BEGIN Data for processing

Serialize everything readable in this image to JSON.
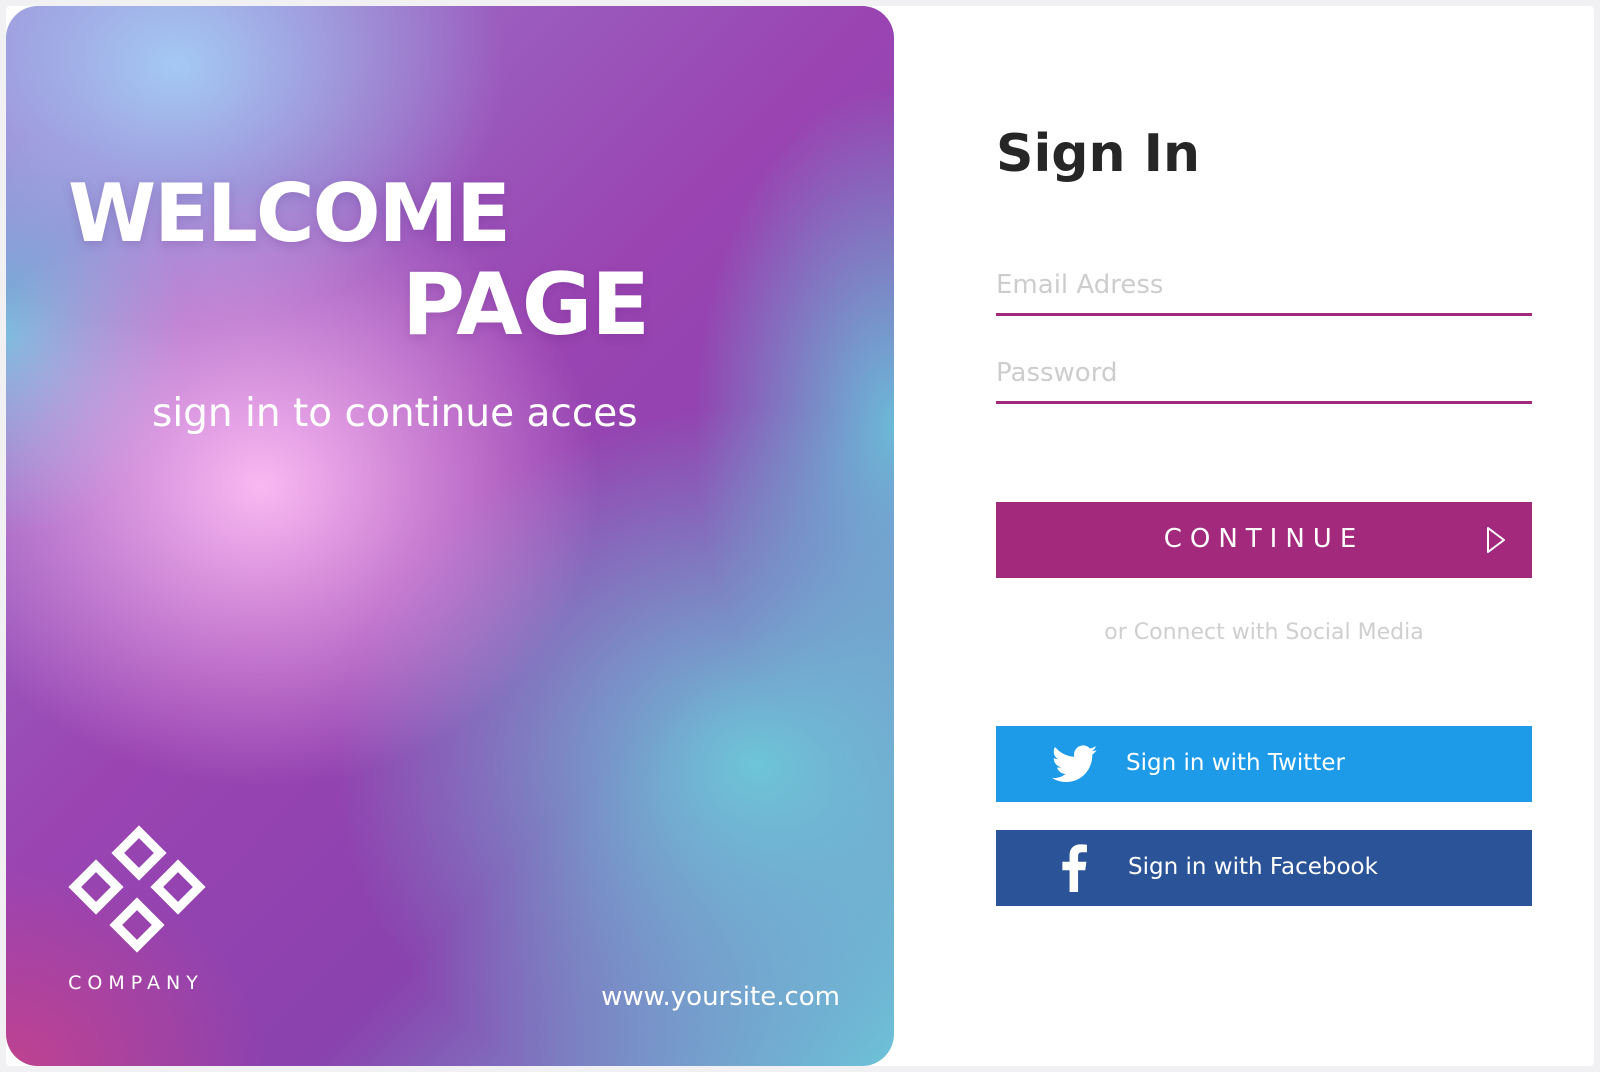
{
  "hero": {
    "title_line1": "WELCOME",
    "title_line2": "PAGE",
    "subtitle": "sign in to continue acces",
    "company_name": "COMPANY",
    "website": "www.yoursite.com",
    "logo_icon": "diamond-lattice-logo-icon"
  },
  "signin": {
    "title": "Sign In",
    "email_placeholder": "Email Adress",
    "email_value": "",
    "password_placeholder": "Password",
    "password_value": "",
    "continue_label": "CONTINUE",
    "continue_icon": "play-arrow-icon",
    "social_caption": "or Connect with Social Media",
    "twitter_label": "Sign in with Twitter",
    "twitter_icon": "twitter-bird-icon",
    "facebook_label": "Sign in with Facebook",
    "facebook_icon": "facebook-f-icon"
  },
  "colors": {
    "accent": "#a3297d",
    "twitter": "#1d9be9",
    "facebook": "#2a5497",
    "title_text": "#262626",
    "placeholder_text": "#cdcdcd"
  }
}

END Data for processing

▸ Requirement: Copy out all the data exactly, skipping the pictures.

▸ Reply to the exercise:
Serialize everything readable in this image to JSON.
{
  "hero": {
    "title_line1": "WELCOME",
    "title_line2": "PAGE",
    "subtitle": "sign in to continue acces",
    "company_name": "COMPANY",
    "website": "www.yoursite.com",
    "logo_icon": "diamond-lattice-logo-icon"
  },
  "signin": {
    "title": "Sign In",
    "email_placeholder": "Email Adress",
    "email_value": "",
    "password_placeholder": "Password",
    "password_value": "",
    "continue_label": "CONTINUE",
    "continue_icon": "play-arrow-icon",
    "social_caption": "or Connect with Social Media",
    "twitter_label": "Sign in with Twitter",
    "twitter_icon": "twitter-bird-icon",
    "facebook_label": "Sign in with Facebook",
    "facebook_icon": "facebook-f-icon"
  },
  "colors": {
    "accent": "#a3297d",
    "twitter": "#1d9be9",
    "facebook": "#2a5497",
    "title_text": "#262626",
    "placeholder_text": "#cdcdcd"
  }
}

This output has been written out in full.